Barabati Fort is a 14th-century fort built by the Ganga dynasty near Cuttack, Odisha. The ruins of the fort remain with its moat, gate, and the earthen mound of the nine-storied palace, which evokes the memories of past days. Today it sits next to the modern Barabati Stadium, the venue of various sport events and cultural programs. There is also a temple dedicated to Katak Chandi, the presiding deity of the city, not far away from the fort. Now there are plans to develop the old Gadakhai into a world class tourist destination with boating facilities and a world class park. The renovation work of the Gadakhai is going on in full swing.
This medieval fort is situated about 8 km away from the center of the Cuttack, at the apex of a delta formed by the river Mahanadi on the north and its distributary, the Kathajodi on the south, and is located at 14.62 metres above sea level.

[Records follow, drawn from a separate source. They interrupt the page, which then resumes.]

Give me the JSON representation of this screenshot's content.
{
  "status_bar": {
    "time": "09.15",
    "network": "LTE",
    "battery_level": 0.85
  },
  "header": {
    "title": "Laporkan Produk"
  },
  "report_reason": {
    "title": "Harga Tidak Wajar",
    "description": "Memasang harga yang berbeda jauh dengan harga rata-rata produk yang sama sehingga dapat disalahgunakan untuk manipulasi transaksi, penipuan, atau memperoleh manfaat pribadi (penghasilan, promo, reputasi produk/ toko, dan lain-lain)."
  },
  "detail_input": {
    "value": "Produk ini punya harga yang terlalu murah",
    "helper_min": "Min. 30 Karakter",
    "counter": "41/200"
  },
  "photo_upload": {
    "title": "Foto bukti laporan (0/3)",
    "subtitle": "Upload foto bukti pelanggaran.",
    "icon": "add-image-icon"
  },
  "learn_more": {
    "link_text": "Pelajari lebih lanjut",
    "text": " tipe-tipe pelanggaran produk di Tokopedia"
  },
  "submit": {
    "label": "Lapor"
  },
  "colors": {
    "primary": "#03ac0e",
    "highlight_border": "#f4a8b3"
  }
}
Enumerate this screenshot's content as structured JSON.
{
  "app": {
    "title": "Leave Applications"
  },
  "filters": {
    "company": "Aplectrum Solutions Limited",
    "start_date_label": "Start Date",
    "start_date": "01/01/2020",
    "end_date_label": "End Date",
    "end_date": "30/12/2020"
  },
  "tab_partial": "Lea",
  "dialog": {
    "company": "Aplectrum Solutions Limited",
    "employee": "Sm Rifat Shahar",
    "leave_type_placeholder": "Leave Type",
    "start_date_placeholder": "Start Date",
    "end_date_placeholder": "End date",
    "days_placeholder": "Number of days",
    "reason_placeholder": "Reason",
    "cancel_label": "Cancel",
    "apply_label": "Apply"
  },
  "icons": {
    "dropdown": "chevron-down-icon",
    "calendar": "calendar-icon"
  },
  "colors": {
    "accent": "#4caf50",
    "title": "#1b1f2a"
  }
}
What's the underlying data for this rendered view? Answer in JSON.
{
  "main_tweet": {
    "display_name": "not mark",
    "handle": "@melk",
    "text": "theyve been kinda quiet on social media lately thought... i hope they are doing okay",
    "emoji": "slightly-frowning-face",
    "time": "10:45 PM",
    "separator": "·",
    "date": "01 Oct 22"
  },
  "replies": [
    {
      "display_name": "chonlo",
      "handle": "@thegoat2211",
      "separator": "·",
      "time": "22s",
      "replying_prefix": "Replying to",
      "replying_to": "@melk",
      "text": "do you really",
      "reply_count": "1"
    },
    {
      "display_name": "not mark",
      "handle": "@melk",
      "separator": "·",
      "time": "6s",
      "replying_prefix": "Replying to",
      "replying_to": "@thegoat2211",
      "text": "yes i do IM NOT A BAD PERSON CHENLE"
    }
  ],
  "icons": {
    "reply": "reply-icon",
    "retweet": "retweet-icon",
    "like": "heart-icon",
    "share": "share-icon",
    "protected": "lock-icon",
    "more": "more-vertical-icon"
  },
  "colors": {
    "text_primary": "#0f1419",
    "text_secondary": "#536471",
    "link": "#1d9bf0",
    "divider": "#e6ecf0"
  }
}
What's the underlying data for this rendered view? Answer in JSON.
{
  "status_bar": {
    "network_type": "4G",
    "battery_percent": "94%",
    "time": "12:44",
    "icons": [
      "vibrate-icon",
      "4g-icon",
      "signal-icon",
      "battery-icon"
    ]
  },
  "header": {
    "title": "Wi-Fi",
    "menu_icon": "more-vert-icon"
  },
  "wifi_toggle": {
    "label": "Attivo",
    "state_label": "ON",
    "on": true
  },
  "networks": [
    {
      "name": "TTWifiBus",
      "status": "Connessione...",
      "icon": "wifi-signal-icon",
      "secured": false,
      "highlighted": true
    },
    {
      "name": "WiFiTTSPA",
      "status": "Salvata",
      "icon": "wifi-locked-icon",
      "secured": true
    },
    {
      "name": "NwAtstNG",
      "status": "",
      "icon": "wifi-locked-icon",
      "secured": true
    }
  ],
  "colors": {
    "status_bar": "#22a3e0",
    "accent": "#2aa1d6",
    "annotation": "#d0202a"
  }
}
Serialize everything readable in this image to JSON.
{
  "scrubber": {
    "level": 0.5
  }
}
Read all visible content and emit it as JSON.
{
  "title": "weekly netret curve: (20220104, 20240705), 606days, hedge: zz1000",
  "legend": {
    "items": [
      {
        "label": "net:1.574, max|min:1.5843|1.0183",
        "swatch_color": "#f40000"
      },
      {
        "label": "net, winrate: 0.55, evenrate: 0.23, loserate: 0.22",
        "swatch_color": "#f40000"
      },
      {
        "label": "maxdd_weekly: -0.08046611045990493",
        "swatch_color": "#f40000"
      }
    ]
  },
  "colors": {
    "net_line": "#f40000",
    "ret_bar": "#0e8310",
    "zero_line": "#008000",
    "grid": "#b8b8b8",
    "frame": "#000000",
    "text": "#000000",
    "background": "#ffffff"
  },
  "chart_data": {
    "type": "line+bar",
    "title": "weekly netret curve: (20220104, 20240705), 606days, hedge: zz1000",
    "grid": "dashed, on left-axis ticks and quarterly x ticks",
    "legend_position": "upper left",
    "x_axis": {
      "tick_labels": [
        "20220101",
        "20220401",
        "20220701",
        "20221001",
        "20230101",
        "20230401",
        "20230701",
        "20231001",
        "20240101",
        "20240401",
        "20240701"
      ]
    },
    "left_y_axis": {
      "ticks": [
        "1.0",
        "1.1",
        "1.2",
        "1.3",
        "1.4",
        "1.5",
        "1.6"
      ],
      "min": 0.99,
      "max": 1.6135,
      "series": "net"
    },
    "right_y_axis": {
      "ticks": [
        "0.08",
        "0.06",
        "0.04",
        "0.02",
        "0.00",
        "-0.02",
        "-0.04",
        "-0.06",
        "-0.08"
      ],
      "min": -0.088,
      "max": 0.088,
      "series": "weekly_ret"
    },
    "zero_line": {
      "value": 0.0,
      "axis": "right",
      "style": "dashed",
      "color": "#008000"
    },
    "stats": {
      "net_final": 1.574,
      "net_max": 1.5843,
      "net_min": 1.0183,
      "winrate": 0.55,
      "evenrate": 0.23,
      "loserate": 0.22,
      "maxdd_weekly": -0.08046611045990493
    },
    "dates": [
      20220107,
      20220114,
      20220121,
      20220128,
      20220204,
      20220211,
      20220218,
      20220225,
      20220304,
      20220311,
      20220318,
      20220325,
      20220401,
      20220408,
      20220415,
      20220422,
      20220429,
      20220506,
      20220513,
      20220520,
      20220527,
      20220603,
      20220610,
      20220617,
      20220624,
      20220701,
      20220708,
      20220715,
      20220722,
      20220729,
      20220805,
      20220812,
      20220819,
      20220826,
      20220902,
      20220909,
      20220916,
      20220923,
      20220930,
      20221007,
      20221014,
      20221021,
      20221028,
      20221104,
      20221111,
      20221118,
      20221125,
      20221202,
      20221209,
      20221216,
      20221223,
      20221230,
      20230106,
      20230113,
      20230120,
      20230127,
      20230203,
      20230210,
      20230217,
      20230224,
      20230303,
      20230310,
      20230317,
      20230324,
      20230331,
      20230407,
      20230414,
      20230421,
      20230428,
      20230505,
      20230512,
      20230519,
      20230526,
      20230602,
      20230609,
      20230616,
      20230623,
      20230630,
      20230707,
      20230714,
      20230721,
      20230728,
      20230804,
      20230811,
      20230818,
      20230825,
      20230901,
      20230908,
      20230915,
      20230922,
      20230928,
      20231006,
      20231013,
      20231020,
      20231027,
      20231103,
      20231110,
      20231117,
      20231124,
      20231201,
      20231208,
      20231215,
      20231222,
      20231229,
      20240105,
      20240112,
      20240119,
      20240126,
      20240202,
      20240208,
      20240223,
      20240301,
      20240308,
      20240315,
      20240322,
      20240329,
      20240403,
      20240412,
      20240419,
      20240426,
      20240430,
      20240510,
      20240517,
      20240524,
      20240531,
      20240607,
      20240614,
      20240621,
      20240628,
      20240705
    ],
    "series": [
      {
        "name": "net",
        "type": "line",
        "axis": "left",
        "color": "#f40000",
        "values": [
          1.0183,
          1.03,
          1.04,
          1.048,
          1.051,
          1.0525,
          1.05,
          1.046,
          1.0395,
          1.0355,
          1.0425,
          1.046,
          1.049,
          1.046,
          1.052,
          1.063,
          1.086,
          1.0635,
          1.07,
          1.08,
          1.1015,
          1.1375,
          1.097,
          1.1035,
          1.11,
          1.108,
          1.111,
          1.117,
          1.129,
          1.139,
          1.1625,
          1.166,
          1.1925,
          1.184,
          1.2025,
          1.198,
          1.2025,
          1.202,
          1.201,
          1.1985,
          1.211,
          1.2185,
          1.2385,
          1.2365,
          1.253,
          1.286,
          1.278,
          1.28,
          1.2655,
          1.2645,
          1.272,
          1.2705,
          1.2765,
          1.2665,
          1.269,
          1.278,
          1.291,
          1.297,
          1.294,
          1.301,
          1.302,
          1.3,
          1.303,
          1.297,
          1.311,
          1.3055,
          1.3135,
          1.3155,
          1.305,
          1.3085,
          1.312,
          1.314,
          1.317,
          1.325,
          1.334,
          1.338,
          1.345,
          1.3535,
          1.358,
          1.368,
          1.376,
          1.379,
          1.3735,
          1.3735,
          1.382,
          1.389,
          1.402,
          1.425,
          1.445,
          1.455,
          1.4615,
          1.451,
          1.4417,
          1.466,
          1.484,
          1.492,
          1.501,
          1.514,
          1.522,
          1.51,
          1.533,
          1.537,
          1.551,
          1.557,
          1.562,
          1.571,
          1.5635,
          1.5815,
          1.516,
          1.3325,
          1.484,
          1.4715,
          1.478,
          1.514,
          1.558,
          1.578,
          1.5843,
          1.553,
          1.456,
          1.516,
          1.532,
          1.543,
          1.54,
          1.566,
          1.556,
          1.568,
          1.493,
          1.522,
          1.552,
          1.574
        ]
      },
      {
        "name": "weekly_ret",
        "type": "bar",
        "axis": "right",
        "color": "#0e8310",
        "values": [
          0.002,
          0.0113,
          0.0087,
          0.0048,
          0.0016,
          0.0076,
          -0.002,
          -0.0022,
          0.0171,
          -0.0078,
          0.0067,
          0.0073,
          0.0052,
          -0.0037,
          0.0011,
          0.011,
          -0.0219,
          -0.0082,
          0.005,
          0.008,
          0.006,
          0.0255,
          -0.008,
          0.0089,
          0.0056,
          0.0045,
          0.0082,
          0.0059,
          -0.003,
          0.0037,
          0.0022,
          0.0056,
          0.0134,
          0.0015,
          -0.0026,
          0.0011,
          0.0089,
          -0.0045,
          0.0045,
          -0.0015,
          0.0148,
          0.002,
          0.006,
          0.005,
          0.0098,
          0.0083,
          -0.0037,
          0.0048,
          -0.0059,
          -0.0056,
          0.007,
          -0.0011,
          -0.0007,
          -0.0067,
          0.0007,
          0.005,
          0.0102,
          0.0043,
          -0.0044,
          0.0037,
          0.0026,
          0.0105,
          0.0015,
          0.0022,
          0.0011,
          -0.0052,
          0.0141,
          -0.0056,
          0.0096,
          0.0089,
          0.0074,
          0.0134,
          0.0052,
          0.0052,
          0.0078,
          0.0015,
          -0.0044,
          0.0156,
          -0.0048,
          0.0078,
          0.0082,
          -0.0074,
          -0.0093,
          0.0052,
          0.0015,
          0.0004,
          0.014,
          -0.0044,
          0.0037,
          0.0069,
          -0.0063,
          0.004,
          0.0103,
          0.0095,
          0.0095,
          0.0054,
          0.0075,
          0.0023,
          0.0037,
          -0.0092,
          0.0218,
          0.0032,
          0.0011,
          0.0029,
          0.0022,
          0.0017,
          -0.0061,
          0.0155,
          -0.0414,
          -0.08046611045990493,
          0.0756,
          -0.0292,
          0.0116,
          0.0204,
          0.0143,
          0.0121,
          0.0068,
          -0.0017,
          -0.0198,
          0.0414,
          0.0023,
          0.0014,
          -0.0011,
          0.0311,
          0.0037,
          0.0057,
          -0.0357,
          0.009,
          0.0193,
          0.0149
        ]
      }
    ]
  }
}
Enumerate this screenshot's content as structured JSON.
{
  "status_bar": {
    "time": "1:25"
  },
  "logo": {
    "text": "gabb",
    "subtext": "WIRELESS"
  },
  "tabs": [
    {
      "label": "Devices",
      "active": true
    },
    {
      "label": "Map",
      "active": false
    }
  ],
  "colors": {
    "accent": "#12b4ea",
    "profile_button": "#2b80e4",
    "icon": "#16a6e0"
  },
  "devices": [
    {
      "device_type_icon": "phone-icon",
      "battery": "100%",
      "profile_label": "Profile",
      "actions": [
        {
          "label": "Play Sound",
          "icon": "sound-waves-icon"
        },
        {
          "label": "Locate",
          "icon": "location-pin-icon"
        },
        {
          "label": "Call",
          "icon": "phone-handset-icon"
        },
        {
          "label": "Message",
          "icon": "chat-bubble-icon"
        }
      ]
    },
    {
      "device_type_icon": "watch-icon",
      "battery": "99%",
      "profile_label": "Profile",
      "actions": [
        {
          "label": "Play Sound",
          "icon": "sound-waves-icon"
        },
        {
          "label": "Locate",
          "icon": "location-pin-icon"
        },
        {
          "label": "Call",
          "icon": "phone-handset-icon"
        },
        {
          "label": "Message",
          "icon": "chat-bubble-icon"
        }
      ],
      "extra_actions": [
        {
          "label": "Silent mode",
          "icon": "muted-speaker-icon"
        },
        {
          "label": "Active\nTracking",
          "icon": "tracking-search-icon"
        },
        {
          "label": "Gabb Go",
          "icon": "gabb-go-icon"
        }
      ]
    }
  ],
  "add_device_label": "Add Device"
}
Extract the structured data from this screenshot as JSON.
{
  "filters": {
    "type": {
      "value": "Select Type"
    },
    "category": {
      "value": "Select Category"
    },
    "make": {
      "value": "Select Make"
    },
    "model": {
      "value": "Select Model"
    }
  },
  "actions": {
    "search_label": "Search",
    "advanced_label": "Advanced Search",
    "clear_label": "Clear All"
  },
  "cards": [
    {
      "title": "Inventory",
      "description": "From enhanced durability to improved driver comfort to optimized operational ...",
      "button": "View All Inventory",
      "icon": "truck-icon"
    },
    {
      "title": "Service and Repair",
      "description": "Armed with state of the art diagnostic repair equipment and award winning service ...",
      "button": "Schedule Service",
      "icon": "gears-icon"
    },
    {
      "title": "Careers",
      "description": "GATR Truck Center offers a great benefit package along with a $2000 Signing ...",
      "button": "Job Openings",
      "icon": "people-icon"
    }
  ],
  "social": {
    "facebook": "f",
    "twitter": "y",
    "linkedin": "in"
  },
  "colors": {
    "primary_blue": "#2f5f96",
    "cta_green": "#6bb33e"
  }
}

The ruins of the old Barabati Fort lie on the right bank of the Mahanadi, in the western part of the city. All that remains of the Fort is an arched gateway and the earthen mound of the nine-storeyed palace. Archaeological surveys reveal that the Fort was roughly rectangular in structure having an area of over 102 acres (0.41 km2), and it was surrounded on all sides by a wall of laterite and sandstones. To the west of the mound there is a tank. In the north-eastern corner of the mound are remains of what once was a temple. The temple was made of whitish sandstone over foundations of laterite blocks. About four hundred fragments of mouldings and some mutilated pieces of sculptures have been recovered so far. This temple of the Ganga period containing a stone idol of Lord Jagannath is in ruins. A mosque built by Nawab Murshid Quli Khan, governor of Emperor Aurangzeb in 1719 AD still exists.